- [Exercise]:
Among the entries below, find the lines that hold the word "Downloads" and report them.

- [Data extracts]:
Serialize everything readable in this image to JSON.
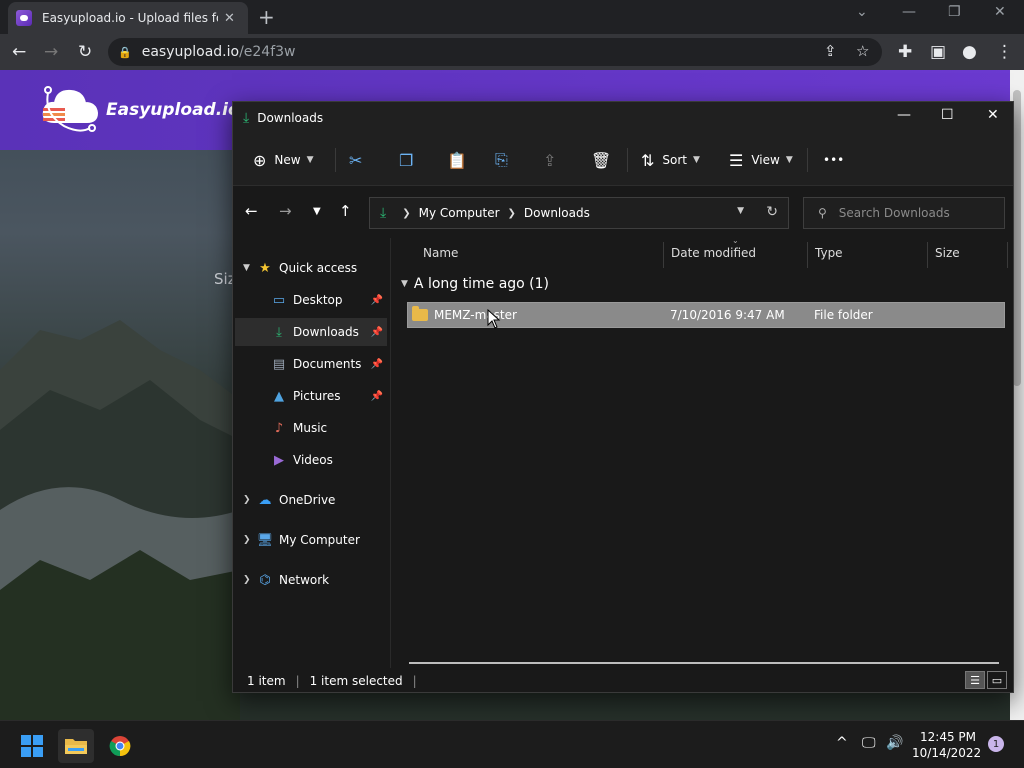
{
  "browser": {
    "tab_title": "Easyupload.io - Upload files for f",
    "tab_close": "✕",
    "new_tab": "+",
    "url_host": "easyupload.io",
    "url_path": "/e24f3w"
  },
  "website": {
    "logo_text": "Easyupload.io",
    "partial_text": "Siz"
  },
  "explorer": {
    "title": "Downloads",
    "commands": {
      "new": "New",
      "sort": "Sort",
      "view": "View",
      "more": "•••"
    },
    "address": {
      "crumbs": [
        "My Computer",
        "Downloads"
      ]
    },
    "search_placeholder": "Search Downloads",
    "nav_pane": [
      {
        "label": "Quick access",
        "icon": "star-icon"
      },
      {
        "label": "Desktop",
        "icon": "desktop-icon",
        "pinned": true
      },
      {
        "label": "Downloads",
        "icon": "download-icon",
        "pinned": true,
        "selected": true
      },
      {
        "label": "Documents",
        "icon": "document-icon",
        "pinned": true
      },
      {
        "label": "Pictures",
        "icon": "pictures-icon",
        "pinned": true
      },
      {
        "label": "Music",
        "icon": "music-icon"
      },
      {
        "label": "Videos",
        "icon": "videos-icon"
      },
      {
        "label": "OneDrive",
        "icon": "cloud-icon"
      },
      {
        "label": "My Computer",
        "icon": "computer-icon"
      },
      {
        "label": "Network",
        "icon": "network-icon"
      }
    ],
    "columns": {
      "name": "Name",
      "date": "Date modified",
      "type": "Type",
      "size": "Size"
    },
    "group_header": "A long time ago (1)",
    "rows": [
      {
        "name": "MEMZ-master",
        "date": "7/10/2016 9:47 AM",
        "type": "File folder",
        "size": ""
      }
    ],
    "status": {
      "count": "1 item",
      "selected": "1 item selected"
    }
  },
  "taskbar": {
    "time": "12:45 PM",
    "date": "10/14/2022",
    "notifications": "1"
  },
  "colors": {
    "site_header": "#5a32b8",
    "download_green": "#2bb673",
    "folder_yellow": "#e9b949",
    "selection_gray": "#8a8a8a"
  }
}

- [Exercise answer]:
    "title": "Downloads",
        "Downloads"
    "search_placeholder": "Search Downloads",
        "label": "Downloads",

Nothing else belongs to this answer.